#### DESCRIPTION OF THE TASK:
Work out how many lines in the records include the word "title", then answer with nothing but that number.

#### RECORDS FOR THE EXERCISE:
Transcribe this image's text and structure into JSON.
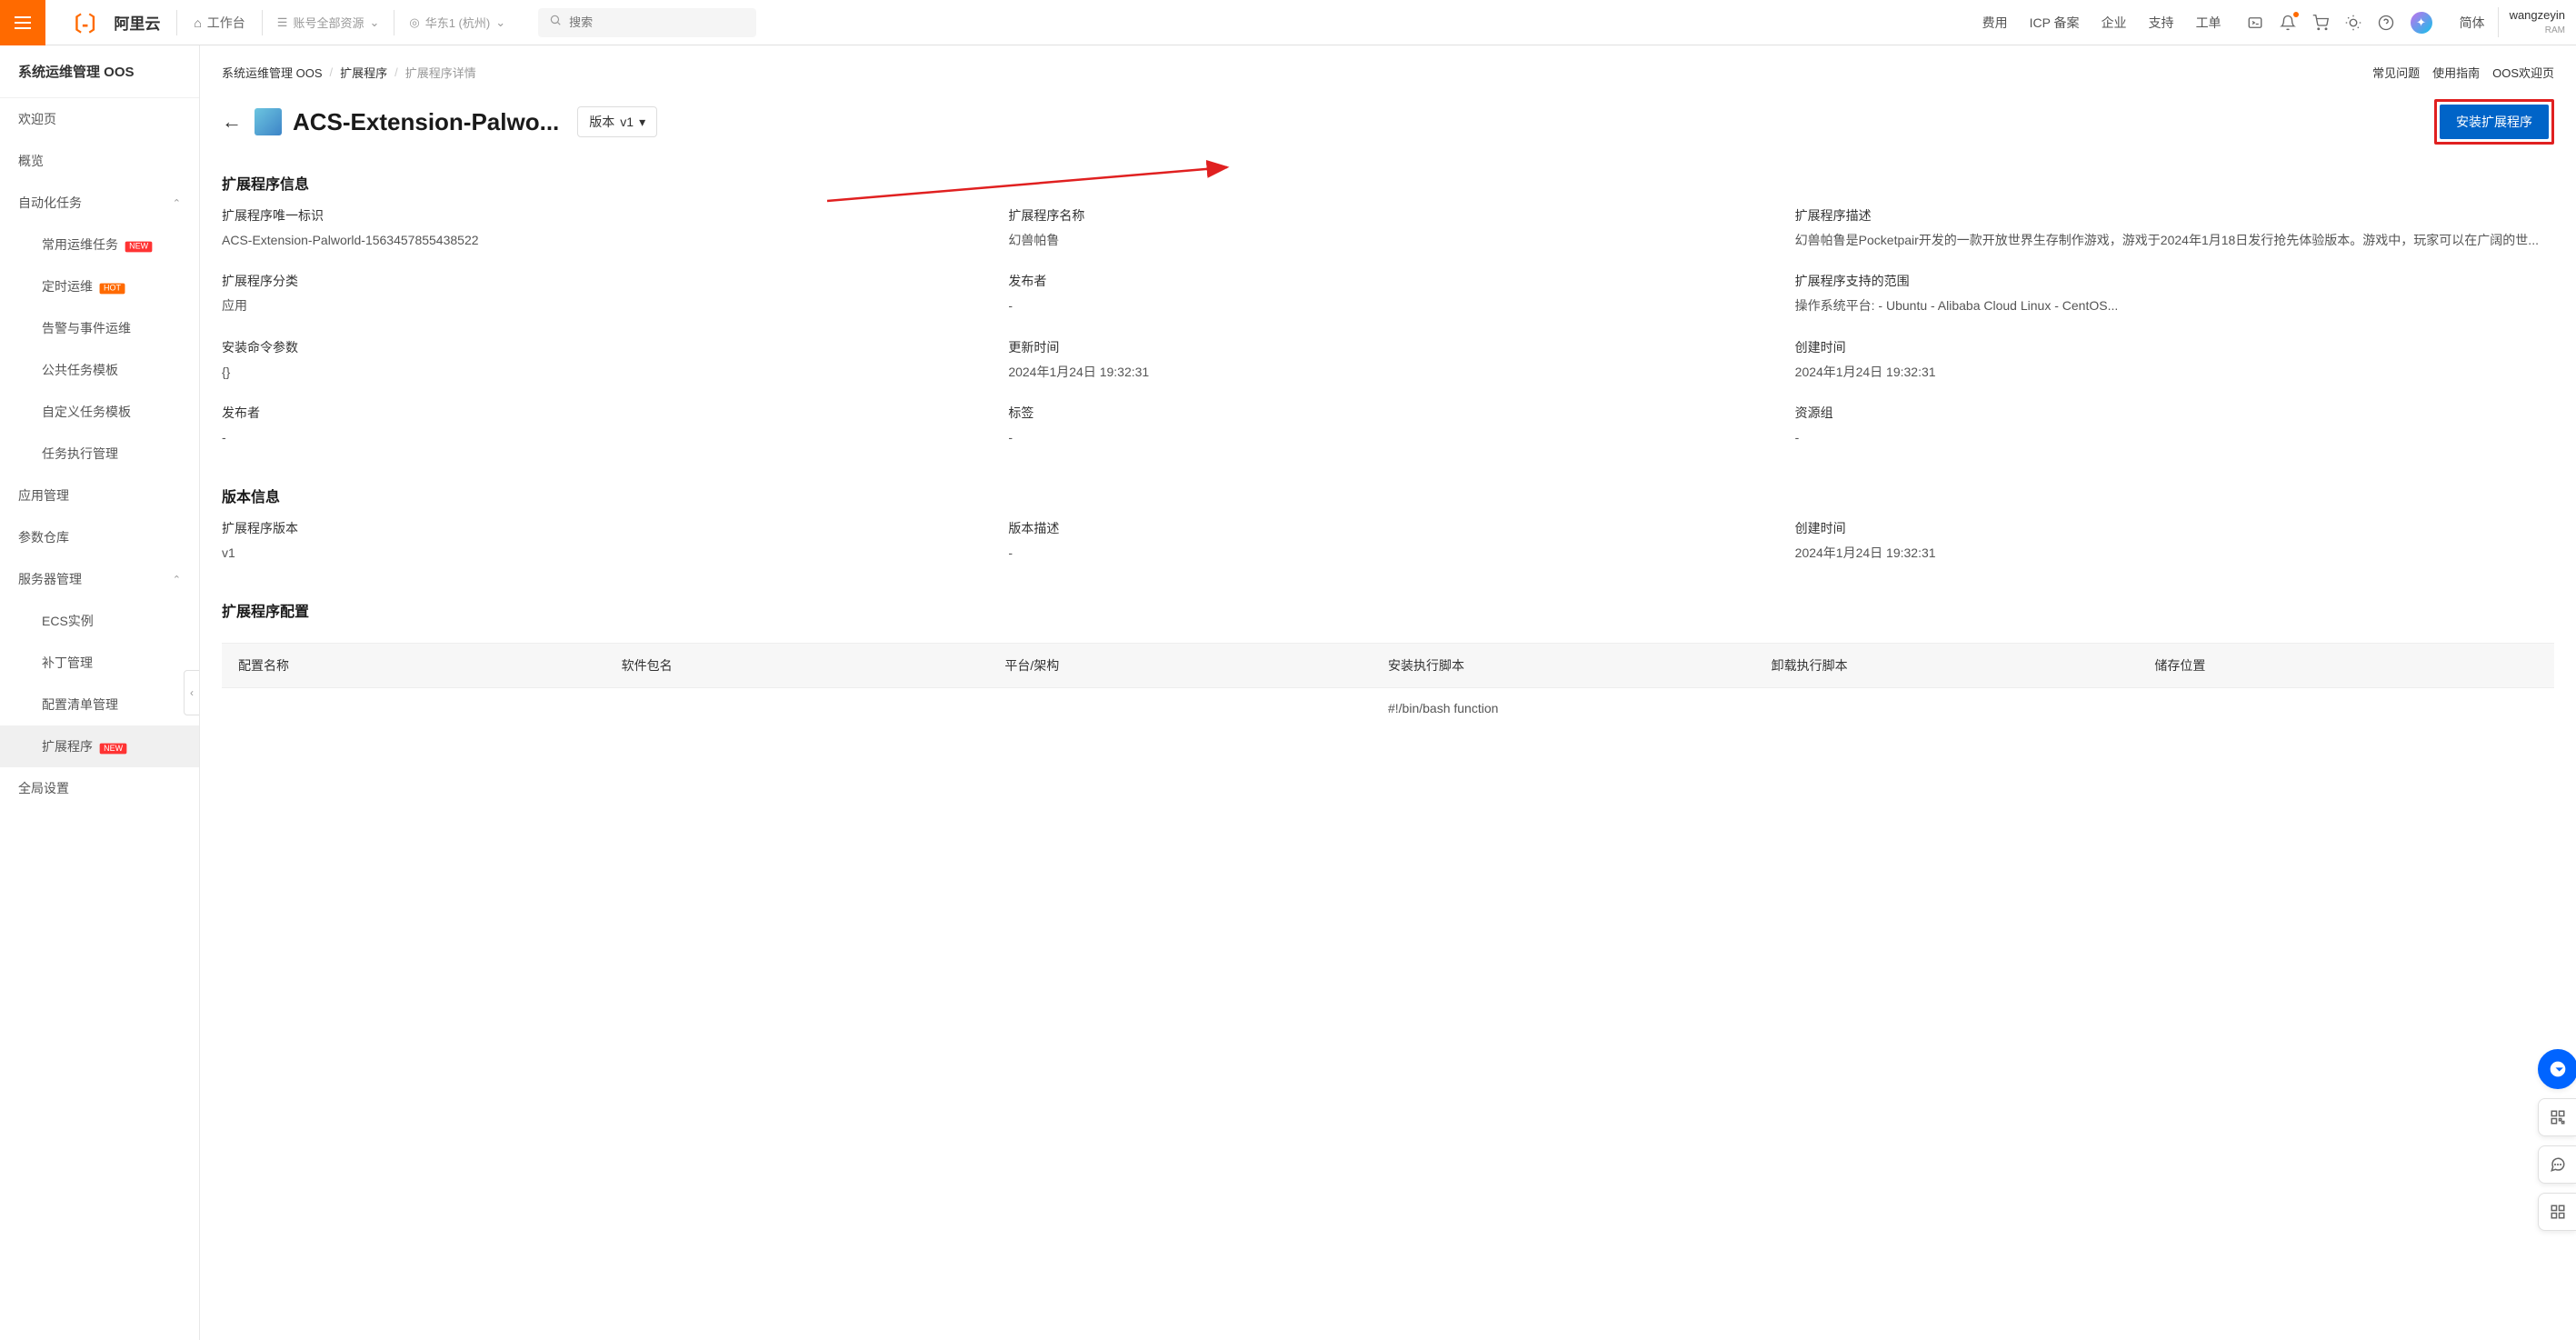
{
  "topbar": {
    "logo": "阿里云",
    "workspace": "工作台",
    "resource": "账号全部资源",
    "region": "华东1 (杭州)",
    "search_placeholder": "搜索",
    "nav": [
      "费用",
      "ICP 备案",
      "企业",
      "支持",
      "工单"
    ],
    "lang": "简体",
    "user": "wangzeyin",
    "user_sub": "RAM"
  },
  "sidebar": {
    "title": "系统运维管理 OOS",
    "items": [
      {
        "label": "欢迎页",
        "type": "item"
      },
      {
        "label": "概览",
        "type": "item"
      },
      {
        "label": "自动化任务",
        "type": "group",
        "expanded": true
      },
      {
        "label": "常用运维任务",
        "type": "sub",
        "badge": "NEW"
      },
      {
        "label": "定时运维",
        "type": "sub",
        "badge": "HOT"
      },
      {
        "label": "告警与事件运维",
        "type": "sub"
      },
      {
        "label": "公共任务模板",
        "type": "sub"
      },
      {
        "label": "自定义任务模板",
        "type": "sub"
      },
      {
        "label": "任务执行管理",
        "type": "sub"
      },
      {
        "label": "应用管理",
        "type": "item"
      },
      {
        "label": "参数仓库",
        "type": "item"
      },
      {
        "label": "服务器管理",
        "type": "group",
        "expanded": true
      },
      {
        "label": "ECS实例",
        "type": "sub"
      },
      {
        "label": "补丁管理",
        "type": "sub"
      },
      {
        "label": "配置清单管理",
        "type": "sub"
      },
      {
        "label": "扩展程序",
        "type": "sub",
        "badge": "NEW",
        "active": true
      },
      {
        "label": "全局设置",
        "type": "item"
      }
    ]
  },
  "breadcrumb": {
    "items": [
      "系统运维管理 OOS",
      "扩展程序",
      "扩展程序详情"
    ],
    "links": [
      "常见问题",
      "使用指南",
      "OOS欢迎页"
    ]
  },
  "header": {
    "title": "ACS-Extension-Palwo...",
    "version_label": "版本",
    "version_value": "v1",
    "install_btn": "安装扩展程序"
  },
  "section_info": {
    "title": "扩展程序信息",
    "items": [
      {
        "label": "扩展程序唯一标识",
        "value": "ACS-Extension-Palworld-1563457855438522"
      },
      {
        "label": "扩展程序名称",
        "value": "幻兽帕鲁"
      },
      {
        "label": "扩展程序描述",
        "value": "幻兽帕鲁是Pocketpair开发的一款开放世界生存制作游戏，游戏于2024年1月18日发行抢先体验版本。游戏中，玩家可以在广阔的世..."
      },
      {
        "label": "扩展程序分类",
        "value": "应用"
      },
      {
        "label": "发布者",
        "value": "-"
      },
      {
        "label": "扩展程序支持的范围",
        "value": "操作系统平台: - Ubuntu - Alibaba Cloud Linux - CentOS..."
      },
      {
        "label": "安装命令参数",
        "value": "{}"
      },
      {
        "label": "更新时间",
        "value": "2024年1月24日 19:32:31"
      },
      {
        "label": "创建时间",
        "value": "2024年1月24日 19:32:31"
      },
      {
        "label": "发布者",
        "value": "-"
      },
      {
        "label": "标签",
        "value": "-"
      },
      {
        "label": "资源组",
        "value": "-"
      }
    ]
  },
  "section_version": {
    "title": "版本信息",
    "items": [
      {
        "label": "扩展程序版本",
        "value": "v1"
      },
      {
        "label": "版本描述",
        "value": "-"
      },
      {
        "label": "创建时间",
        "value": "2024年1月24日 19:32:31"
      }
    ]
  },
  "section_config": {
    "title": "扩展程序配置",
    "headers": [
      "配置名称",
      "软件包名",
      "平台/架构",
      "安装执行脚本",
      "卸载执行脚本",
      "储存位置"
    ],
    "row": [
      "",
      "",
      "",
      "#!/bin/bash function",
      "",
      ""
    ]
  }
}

#### WRITTEN SOLUTION:
5